PORTSMOUTH, Va. (WAVY) – The road to the judicial system was a long one for 44-year-old Donell Blount of Portsmouth. Before he earned the title of paralegal, his title was #1108428 at the Lawrenceville Correctional Center.

“For years I blamed everyone,” Blount said. “I blamed the judicial system, I blamed my trial attorney, I blamed the district attorney and I blamed my parents for my terrible upbringing,” Blount said.

In 1982, 10 On Your Side documented part of his upbringing. His mother, Joyce Blount, was among the hundreds of residents who were displaced in the P.L. Artis blighted housing scandal.

Years later, Donell Blount was arrested and later convicted, he says wrongly, on several felony charges. He said he is innocent of the charges filed against him, but admits to running a drug and stolen property operation from a barbershop.

Donell Blount
(Photo courtesy:Donell Blount)

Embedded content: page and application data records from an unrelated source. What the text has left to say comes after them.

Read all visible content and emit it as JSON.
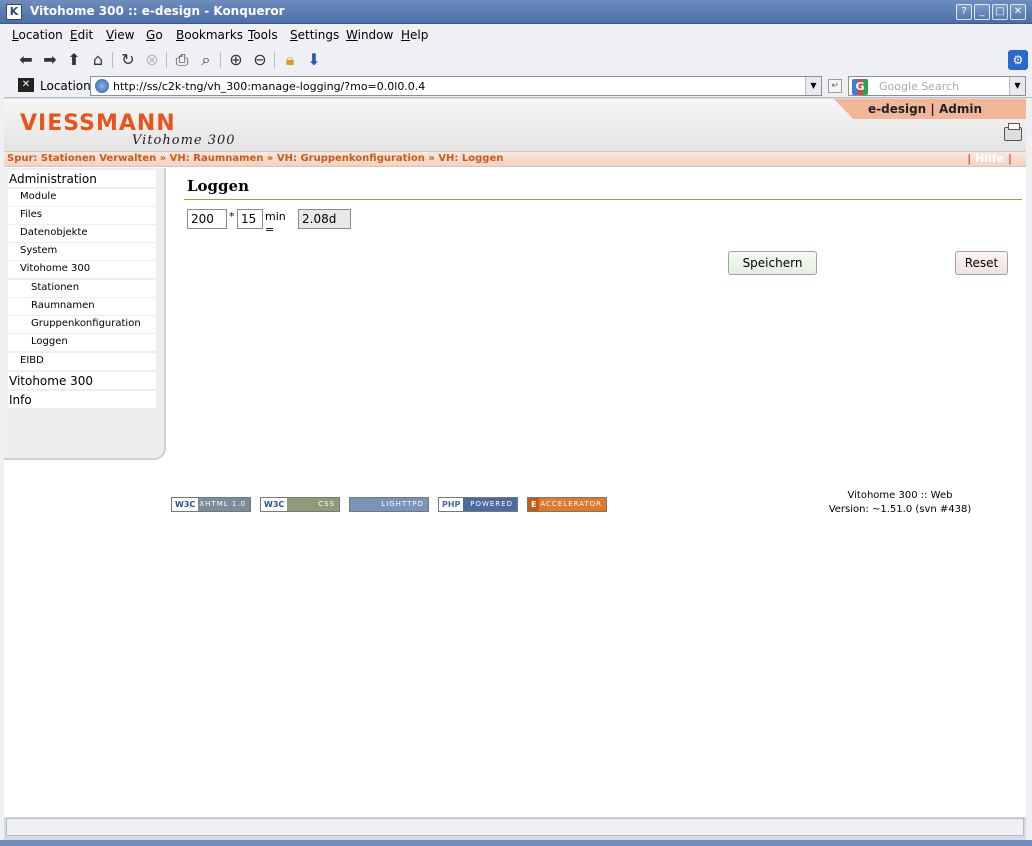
{
  "window": {
    "title": "Vitohome 300 :: e-design - Konqueror",
    "buttons": [
      "?",
      "_",
      "□",
      "✕"
    ]
  },
  "menubar": {
    "items": [
      {
        "label": "Location",
        "u": "L",
        "rest": "ocation"
      },
      {
        "label": "Edit",
        "u": "E",
        "rest": "dit"
      },
      {
        "label": "View",
        "u": "V",
        "rest": "iew"
      },
      {
        "label": "Go",
        "u": "G",
        "rest": "o"
      },
      {
        "label": "Bookmarks",
        "u": "B",
        "rest": "ookmarks"
      },
      {
        "label": "Tools",
        "u": "T",
        "rest": "ools"
      },
      {
        "label": "Settings",
        "u": "S",
        "rest": "ettings"
      },
      {
        "label": "Window",
        "u": "W",
        "rest": "indow"
      },
      {
        "label": "Help",
        "u": "H",
        "rest": "elp"
      }
    ]
  },
  "locationbar": {
    "label": "Location:",
    "url": "http://ss/c2k-tng/vh_300:manage-logging/?mo=0.0l0.0.4",
    "search_placeholder": "Google Search"
  },
  "header": {
    "logo": "VIESSMANN",
    "logo_sub": "Vitohome 300",
    "user": "e-design | Admin"
  },
  "breadcrumb": {
    "prefix": "Spur:",
    "items": [
      "Stationen Verwalten",
      "VH: Raumnamen",
      "VH: Gruppenkonfiguration",
      "VH: Loggen"
    ],
    "separator": "»",
    "help": "Hilfe"
  },
  "sidebar": {
    "items": [
      {
        "label": "Administration",
        "level": 1
      },
      {
        "label": "Module",
        "level": 2
      },
      {
        "label": "Files",
        "level": 2
      },
      {
        "label": "Datenobjekte",
        "level": 2
      },
      {
        "label": "System",
        "level": 2
      },
      {
        "label": "Vitohome 300",
        "level": 2
      },
      {
        "label": "Stationen",
        "level": 3
      },
      {
        "label": "Raumnamen",
        "level": 3
      },
      {
        "label": "Gruppenkonfiguration",
        "level": 3
      },
      {
        "label": "Loggen",
        "level": 3
      },
      {
        "label": "EIBD",
        "level": 2
      },
      {
        "label": "Vitohome 300",
        "level": 1
      },
      {
        "label": "Info",
        "level": 1
      }
    ]
  },
  "main": {
    "title": "Loggen",
    "count_value": "200",
    "times_symbol": "*",
    "interval_value": "15",
    "unit_label": "min =",
    "result_value": "2.08d",
    "save_label": "Speichern",
    "reset_label": "Reset"
  },
  "footer": {
    "badges": [
      {
        "left": "W3C",
        "right": "XHTML 1.0"
      },
      {
        "left": "W3C",
        "right": "CSS"
      },
      {
        "left": "",
        "right": "LIGHTTPD"
      },
      {
        "left": "PHP",
        "right": "POWERED"
      },
      {
        "left": "E",
        "right": "ACCELERATOR"
      }
    ],
    "version_line1": "Vitohome 300 :: Web",
    "version_line2": "Version: ~1.51.0 (svn #438)"
  }
}
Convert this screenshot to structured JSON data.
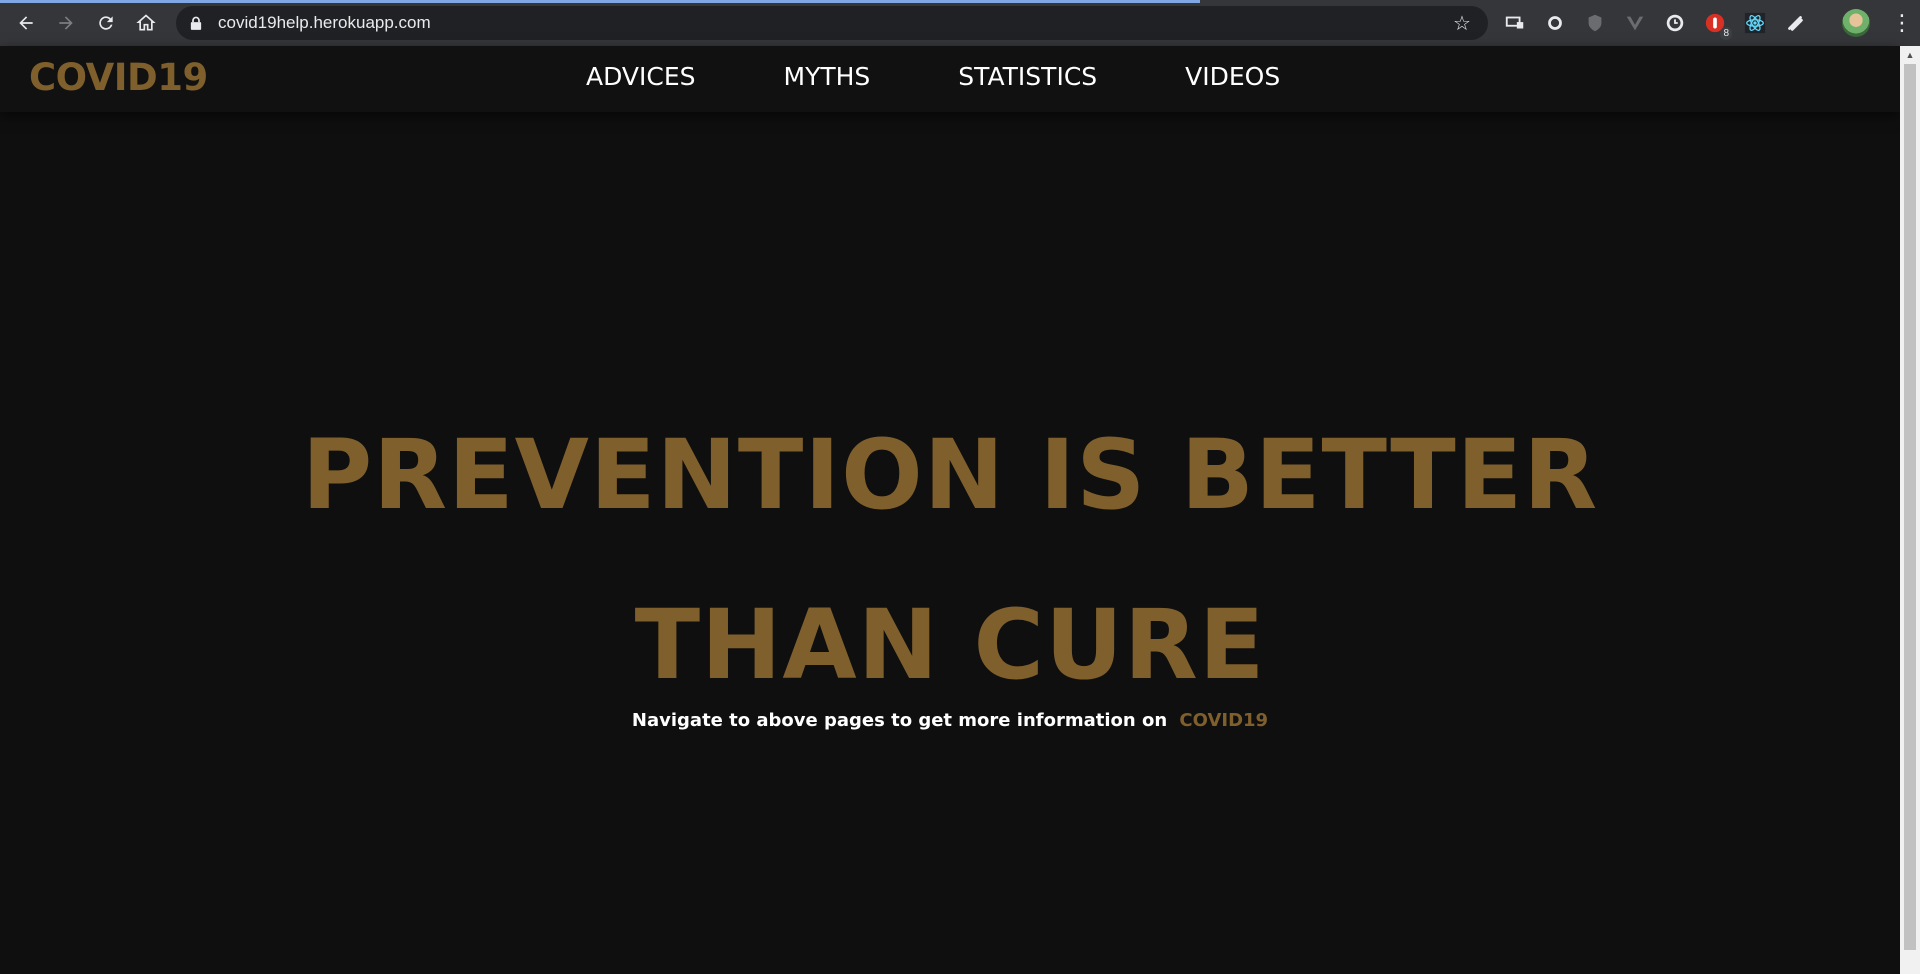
{
  "browser": {
    "url": "covid19help.herokuapp.com",
    "extension_badge": "8"
  },
  "site": {
    "logo": "COVID19",
    "nav": [
      "ADVICES",
      "MYTHS",
      "STATISTICS",
      "VIDEOS"
    ],
    "hero": {
      "line1": "PREVENTION IS BETTER",
      "line2": "THAN CURE",
      "subtitle": "Navigate to above pages to get more information on",
      "subtitle_accent": "COVID19"
    }
  },
  "colors": {
    "accent": "#7f5f2c",
    "background": "#0f0f0f",
    "nav_background": "#111111",
    "text": "#ffffff"
  }
}
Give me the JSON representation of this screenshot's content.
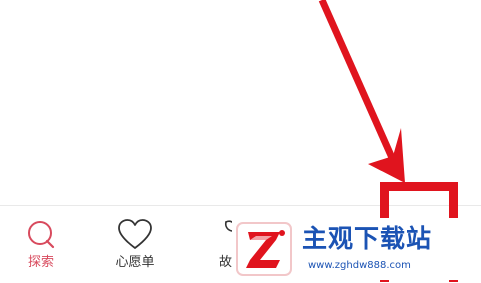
{
  "colors": {
    "accent": "#d84a5d",
    "text": "#333333",
    "annotation_red": "#e0141e",
    "watermark_blue": "#1b53b4"
  },
  "tab_bar": {
    "tabs": [
      {
        "label": "探索",
        "icon": "search-icon",
        "active": true
      },
      {
        "label": "心愿单",
        "icon": "heart-icon",
        "active": false
      },
      {
        "label": "故",
        "icon": "story-icon",
        "active": false
      }
    ]
  },
  "watermark": {
    "title": "主观下载站",
    "url": "www.zghdw888.com"
  }
}
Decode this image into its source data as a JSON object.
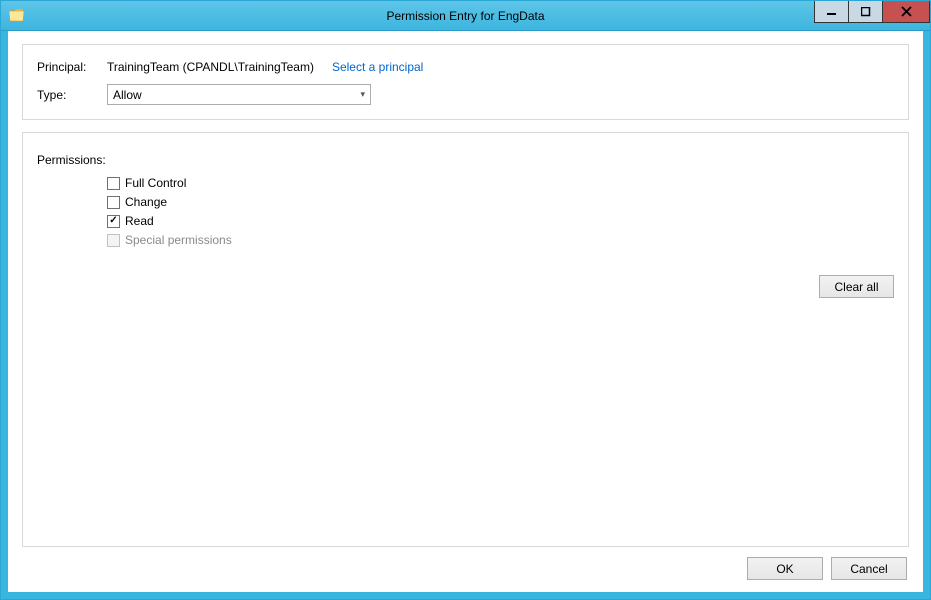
{
  "window": {
    "title": "Permission Entry for EngData"
  },
  "top": {
    "principal_label": "Principal:",
    "principal_value": "TrainingTeam (CPANDL\\TrainingTeam)",
    "select_principal_link": "Select a principal",
    "type_label": "Type:",
    "type_value": "Allow"
  },
  "permissions": {
    "heading": "Permissions:",
    "items": [
      {
        "label": "Full Control",
        "checked": false,
        "disabled": false
      },
      {
        "label": "Change",
        "checked": false,
        "disabled": false
      },
      {
        "label": "Read",
        "checked": true,
        "disabled": false
      },
      {
        "label": "Special permissions",
        "checked": false,
        "disabled": true
      }
    ],
    "clear_all_label": "Clear all"
  },
  "buttons": {
    "ok": "OK",
    "cancel": "Cancel"
  }
}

While behind bars for 22 years and two months, Blount learned about the law.

“I read a thousand books,” Donell Blount said, “but where would I have had time to read a thousand books out here [in society]?

Behind bars last year, Blount finished the paralegal studies program with a near-perfect score.

“I knew that if I continued to do that throughout the course, someone would give me a job,” Blount said. “Someone would open the door and say here’s your chance.”

That someone was veteran attorney Michael Massie.

Attorneys Nathan Chapman and Michael Massie
(WAVY photo/Regina Mobley)

“When you have someone who is motivated to do the right thing, and I had an opportunity to help, I decided to give him a try,” Massie said. … “He’s doing very well.”

Blount is studying for a bachelor’s degree in political science and he has plans to read law, pass the bar exam and then become a licensed attorney in the Commonwealth of Virginia.

“I would utilize my law degree as a way to run a nonprofit and get to help youth in their formative years,” Blount said, “and try to break some of these mental cycles.”